A day after Minister for Steel, Chemicals and Fertiliser Ram Vilas Paswan told Parliament that steel prices would come down by Rs 500 a tonne on account of the 2 percentage point reduction in Cenvat, makers of flat and long products quietly raised prices by Rs 1,500 to Rs 3,000 a tonne on March 4.
Producers have raised prices by Rs 1,500 to Rs 3,000 a tonne for long products, which are used in the construction industry. For flat products, which go into consumer durables and automobiles, the increase is Rs 2,500 to Rs 3,000 a tonne. The price increase kicks in with immediate effect and has been implemented by both public and private sector producers.
However, apart from Tata Steel, the world’s sixth largest steel producer, and cold-rolled and galvanised steel maker Uttam Galva Steels, no producer is officially acknowledging the price rise.
“We were waiting for the meeting with the steel minister. Even though the agenda for the meeting was review of projects, we were expecting some directive on prices,” said an industry source.

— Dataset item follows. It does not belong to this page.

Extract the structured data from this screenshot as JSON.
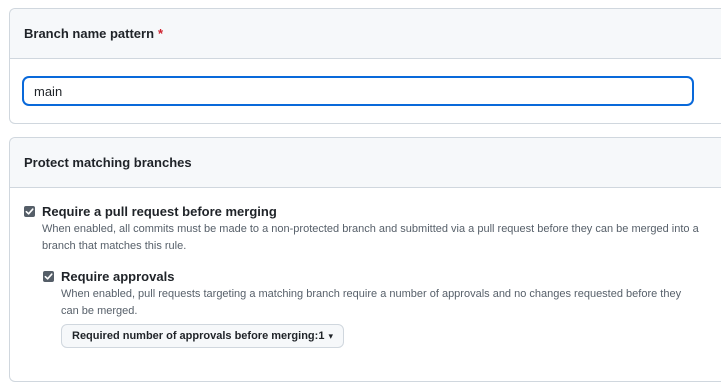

Paswan, however, told an Assocham meeting in Mumbai yesterday that his ministry would not intervene in pricing decisions owing to the strong criticism it has attracted on this account.
He, however, qualified the statement by saying that non-interference would hold if steel producers did not raise prices at a higher rate than the rise in input costs.
With this increase, the ruling price of TMT bars, a widely-used long product segment, now stands at Rs 43,000 a tonne and that of hot rolled coil (HRC) in flat products around Rs 42,000 a tonne.
Yesterday’s price rise comes a month after steel producers partially rolled back prices in February at Paswan’s behest. Prices had been raised by Rs 600 to Rs 900 a tonne in January and again by an average of Rs 2,500 a tonne in February on account of steep increases in raw material costs such as coking coal and iron ore. Producers were made to roll back prices by Rs 500 a tonne for TMT bars and rounds and Rs 1,000 a tonne for other products.
Costs between April 2007 and January 2008 had increased by Rs 6,000 to Rs 7,000 per tonne. Government-owned NMDC Ltd, the main domestic supplier of iron ore, raised prices 48 per cent in October and another increase of at least 65 per cent is expected in April, in line with the international iron ore prices.
Most steel producers without captive mines source their iron ore from NMDC.
Spot coking coal prices between April and February have almost doubled and international companies are looking at a 40 to 50 per cent increase in prices from April 2008.
Source: Business Standard (Edited)